Western sanctions on Iran meant to target Iranian oil revenues may not be working too well; however, Indian shipowners face a serious connected risk- the loss of insurance coverage for ships that trade with Iran. Reports say that the European Union embargo that comes into effect on the first day of July this year will have the unintended consequence in that Indian ships will have to find replacement insurance coverage if they want to continue to carry Iranian crude. Worse, these developments are likely to result in a spike in insurance costs. India is a big oil importer of Iranian oil.
As the U.S. and Europe continue to slap financial and trade sanctions on Iran in an attempt to discourage its nuclear programme, European insurers will be unable to provide, after July, cover to the part of the Indian tanker fleet that will carry Iranian oil. Shipping Corporation of India will be the worst affected; it is the largest tanker owner in the country.
"We are covered by P&I clubs in the EU," Sunil Thapar, director at Shipping Corp of India told Reuters. "These clubs will not be able to give us coverage for vessels to Iran from July. It will be difficult for Indian shipping lines to transport Iranian crude unless alternative arrangements are made."
European and other companies have stopped new deals with Iran, which means that Asian traders will have to use domestic companies to carry oil from that country. The problem is that India does not have a developed maritime insurance industry of any useful size or standing, unlike say, China or Japan, both of which will not face these issues come July 1. India will be forced to seek alternate cover from companies located in Russia or the East- Singapore, Hong Kong, Japan or China.
Experts say that at least some of these markets will be problematic, as Hong Kong and Singapore are closely linked to the West and Japan will not be able to service Indian firms easily; it takes months for new tonnage to get P&I cover there. Additionally, members of clubs everywhere will be chary of accepting Indian tonnage plying to Iran- it raises risks for all in the club and there will be legitimate fears that 'calls' or premia for each of its members will escalate. Unfortunately, of the three major Iranian crude customers- China, Japan and India- India will be the worst affected; the others are already covered at home and will not have to seek alternate insurance.
China seems to be the best alternative for Indian firms, especially if the government there seizes the opportunity to promote domestic insurance companies and increase their global footprint. "The China market has some extremely large insurers that may decide it is a good business," Iain Anderson, a Singapore-based lawyer with Ince & Co, told the Economic Times.

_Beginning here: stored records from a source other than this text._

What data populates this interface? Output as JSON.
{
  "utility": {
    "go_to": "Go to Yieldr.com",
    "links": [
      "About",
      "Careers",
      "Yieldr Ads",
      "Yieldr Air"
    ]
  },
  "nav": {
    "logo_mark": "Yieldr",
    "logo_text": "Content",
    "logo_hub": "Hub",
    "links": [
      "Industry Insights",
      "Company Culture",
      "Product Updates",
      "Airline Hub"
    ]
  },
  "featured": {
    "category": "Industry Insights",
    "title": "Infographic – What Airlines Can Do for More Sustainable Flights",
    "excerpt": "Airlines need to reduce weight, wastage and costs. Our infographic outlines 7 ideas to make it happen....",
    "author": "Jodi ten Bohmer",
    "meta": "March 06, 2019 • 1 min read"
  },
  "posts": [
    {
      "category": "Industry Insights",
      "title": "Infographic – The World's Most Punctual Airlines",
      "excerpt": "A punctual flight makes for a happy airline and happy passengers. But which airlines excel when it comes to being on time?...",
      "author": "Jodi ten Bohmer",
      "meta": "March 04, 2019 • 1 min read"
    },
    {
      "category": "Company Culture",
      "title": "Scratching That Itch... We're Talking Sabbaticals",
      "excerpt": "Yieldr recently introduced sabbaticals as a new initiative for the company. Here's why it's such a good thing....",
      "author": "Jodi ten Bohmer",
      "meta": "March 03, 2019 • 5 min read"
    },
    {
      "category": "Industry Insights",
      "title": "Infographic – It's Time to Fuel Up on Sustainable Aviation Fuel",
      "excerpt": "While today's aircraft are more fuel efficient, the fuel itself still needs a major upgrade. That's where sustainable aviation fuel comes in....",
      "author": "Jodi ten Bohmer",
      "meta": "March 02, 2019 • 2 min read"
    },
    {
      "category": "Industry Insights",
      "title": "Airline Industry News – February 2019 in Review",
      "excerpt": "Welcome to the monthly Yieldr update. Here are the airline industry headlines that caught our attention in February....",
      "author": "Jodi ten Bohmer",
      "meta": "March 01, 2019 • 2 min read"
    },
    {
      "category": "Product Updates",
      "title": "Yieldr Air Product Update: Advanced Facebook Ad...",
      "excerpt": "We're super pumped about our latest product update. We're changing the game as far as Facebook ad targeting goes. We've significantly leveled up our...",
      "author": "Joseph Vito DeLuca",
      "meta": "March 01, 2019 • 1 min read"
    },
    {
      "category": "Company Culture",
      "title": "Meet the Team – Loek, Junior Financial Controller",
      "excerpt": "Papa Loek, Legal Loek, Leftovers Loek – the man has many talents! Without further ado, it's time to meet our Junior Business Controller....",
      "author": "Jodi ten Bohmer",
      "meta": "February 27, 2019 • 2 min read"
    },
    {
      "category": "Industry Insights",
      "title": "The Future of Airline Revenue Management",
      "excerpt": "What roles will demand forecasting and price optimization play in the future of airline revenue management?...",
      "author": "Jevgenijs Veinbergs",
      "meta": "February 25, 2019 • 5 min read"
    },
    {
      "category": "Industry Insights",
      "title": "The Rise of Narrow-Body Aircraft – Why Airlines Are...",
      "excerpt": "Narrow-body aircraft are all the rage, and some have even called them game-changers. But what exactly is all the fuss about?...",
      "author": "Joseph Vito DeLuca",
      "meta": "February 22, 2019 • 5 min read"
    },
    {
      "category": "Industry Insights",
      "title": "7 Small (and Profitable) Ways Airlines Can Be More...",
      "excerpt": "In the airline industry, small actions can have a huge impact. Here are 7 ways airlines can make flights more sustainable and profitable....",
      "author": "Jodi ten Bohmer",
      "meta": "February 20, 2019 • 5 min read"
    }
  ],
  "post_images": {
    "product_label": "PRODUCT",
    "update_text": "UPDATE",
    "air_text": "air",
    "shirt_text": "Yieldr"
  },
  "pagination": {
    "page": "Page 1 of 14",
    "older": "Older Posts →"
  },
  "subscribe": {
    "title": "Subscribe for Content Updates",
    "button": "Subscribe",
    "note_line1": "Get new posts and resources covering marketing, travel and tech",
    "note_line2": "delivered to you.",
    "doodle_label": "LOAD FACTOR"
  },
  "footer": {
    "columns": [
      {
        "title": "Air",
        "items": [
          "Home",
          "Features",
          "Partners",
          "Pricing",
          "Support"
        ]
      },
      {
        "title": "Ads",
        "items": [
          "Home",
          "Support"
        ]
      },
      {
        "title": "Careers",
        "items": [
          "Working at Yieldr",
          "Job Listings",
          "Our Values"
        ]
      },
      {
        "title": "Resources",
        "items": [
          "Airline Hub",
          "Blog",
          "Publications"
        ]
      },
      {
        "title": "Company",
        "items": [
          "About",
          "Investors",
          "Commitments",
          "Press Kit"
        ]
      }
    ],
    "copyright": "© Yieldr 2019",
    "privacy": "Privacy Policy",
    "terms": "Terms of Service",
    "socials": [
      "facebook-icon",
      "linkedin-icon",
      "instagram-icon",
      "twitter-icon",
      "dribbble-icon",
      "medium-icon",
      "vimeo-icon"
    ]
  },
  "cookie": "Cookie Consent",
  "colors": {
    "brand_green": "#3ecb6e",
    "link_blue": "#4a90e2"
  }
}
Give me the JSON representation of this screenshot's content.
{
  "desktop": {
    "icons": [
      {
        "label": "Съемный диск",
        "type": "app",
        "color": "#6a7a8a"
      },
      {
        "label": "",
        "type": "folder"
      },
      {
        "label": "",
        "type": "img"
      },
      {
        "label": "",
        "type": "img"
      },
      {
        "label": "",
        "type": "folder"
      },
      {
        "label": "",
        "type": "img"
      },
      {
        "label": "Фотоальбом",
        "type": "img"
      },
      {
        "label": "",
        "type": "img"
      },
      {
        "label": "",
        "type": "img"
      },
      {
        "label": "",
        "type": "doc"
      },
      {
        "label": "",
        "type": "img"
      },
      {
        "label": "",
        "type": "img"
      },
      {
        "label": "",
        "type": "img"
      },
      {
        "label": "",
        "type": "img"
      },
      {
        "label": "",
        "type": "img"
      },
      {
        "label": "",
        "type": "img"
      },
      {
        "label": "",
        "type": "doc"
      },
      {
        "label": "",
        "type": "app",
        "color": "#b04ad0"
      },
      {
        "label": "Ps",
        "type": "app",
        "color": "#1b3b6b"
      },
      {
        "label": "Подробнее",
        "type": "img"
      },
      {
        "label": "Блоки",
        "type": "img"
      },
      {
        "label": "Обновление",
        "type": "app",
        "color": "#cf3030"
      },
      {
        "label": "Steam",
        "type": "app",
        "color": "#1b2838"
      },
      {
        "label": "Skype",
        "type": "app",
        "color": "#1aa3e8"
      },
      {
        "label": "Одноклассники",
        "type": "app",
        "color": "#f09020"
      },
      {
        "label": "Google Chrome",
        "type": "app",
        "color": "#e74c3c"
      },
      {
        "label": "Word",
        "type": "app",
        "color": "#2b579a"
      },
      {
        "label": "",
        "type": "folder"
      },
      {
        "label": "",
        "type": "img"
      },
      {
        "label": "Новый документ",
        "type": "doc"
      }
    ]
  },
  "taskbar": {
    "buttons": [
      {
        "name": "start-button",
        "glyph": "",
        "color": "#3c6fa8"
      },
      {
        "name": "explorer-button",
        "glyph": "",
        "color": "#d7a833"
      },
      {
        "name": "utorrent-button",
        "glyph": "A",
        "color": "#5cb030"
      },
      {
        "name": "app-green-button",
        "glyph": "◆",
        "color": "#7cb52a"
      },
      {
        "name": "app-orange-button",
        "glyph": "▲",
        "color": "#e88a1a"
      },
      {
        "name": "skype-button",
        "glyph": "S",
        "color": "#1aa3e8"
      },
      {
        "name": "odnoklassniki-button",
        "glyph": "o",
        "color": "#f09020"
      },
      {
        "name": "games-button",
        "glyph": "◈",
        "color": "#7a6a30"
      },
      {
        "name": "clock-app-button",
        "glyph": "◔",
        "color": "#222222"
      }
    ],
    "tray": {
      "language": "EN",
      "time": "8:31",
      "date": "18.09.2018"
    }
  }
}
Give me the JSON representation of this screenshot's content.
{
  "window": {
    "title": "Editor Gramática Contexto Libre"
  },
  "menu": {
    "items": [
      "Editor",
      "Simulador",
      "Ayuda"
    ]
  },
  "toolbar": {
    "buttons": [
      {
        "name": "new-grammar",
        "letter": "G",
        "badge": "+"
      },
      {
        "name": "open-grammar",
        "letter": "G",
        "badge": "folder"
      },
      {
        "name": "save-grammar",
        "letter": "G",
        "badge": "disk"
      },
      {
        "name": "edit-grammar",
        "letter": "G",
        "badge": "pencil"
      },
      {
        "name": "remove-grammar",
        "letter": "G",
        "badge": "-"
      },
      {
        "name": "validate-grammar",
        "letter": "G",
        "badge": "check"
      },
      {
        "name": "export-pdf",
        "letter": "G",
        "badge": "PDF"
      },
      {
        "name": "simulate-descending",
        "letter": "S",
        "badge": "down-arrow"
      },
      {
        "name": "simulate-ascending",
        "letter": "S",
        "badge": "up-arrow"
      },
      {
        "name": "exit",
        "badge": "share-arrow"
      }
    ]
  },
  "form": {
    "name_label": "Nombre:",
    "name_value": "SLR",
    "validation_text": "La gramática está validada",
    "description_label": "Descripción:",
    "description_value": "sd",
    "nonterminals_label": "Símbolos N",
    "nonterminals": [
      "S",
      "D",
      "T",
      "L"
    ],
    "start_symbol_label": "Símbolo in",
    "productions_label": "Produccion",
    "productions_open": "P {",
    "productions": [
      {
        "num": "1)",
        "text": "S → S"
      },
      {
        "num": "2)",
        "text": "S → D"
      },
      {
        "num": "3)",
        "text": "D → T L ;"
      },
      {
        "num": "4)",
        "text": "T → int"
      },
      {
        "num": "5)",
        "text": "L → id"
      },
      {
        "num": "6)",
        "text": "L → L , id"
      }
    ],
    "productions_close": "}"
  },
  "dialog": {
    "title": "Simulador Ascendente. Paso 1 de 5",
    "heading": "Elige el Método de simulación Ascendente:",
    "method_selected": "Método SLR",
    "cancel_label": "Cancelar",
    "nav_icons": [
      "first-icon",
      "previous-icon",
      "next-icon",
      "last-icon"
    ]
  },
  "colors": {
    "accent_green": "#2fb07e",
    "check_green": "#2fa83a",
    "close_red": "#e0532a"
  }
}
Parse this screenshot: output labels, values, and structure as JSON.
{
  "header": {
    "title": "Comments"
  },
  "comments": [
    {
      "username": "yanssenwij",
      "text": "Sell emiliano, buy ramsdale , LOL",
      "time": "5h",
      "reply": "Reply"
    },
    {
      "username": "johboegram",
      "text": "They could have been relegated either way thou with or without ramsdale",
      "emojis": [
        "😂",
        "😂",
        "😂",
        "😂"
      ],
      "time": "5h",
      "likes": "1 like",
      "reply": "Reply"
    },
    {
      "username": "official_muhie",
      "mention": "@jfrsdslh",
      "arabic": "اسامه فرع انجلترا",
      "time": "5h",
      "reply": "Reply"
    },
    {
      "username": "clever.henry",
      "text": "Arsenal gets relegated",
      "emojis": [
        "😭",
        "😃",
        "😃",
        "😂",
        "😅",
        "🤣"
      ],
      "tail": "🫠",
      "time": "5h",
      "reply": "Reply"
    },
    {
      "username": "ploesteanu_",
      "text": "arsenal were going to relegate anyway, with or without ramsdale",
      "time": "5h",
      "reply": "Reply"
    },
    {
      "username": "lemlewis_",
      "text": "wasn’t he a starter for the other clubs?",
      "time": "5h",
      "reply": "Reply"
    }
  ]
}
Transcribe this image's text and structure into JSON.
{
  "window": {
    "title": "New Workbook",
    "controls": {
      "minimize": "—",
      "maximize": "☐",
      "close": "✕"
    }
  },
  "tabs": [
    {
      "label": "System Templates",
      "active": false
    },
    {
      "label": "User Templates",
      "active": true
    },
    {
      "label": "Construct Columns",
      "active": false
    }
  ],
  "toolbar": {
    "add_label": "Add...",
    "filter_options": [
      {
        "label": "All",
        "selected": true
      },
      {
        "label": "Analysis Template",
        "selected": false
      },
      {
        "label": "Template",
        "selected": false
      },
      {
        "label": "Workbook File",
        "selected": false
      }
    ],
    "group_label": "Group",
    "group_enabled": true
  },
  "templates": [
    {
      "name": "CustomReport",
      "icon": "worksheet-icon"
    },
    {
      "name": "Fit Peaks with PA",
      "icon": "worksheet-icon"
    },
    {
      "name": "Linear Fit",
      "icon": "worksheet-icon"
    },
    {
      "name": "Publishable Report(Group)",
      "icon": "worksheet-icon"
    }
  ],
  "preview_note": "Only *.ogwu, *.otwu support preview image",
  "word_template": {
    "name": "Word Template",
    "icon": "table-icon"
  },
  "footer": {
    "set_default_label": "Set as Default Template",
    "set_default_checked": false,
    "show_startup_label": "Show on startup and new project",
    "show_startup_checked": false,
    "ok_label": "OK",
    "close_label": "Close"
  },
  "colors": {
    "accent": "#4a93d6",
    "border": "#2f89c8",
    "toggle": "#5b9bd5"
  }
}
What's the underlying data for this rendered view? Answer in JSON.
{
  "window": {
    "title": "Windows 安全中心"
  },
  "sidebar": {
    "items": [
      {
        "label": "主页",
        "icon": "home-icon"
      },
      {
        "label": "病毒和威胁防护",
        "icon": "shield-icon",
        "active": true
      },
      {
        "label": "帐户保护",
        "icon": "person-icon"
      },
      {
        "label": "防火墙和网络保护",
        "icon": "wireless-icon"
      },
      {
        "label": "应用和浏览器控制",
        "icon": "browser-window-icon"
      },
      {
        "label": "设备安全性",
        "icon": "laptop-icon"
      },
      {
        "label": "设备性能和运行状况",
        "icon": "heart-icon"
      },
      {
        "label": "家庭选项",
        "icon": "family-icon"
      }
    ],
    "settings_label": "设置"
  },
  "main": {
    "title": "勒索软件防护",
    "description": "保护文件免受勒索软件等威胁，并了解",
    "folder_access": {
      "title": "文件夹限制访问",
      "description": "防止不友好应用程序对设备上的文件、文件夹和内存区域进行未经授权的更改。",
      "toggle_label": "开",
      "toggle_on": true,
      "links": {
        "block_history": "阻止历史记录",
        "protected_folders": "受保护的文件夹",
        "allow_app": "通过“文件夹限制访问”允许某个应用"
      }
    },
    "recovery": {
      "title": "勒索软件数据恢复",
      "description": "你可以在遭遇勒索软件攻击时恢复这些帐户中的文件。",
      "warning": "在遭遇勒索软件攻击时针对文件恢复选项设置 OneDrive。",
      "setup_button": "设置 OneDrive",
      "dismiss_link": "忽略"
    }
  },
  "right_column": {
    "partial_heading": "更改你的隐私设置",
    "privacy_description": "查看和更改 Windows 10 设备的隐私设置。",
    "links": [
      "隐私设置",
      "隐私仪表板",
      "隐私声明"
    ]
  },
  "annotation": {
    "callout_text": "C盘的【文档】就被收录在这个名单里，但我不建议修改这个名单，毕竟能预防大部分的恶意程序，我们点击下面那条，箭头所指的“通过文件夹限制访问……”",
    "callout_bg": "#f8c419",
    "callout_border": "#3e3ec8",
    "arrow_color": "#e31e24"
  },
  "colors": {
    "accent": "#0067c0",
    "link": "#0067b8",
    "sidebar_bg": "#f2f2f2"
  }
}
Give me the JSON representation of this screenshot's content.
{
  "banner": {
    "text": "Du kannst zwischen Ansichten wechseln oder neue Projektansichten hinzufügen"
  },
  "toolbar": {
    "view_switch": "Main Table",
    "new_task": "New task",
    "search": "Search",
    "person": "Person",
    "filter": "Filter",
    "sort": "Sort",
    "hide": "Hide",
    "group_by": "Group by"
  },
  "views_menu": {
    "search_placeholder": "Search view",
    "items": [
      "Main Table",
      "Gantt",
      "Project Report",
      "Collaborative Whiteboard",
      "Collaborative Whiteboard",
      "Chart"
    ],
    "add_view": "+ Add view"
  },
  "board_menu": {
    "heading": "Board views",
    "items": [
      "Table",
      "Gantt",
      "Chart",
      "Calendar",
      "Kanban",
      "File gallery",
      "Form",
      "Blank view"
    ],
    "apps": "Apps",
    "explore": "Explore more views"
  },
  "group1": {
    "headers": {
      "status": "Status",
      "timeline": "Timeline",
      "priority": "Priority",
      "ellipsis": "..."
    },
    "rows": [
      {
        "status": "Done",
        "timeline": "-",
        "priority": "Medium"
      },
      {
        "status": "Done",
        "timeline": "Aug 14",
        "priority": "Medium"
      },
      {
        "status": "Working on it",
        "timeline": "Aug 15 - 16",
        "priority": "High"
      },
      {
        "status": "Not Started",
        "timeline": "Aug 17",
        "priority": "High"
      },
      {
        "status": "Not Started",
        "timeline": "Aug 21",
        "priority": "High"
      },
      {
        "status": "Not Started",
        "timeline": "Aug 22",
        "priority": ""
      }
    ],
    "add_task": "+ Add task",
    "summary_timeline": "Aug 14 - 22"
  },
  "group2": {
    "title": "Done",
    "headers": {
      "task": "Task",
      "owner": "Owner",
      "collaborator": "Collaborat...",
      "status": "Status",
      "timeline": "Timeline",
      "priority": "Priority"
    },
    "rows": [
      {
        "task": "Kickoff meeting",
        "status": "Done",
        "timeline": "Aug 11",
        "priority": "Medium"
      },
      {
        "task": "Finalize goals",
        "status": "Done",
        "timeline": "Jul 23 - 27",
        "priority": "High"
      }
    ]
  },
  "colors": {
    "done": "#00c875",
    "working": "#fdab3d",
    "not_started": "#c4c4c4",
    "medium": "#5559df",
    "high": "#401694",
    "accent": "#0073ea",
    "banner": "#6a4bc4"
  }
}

Iran is the second biggest oil producer in the OPEC after Saudi Arabia. The sanctions against it have not meant too much to its oil revenues thus far because the reduced volume loss after the sanctions began has been largely offset by the price of oil that has jumped after the rhetoric between Iran and the West escalated. Brent crude is hovering around $121 a barrel today; it was a little over $105 two months ago. Analysts say that the market has factored in the new sanctions into the oil price, but it remains to be seen whether this will spike after July- some experts are predicting a 150 dollar a barrel price benchmark for the latter part of the year. That, if it happens, will be another blow to the Indian economy.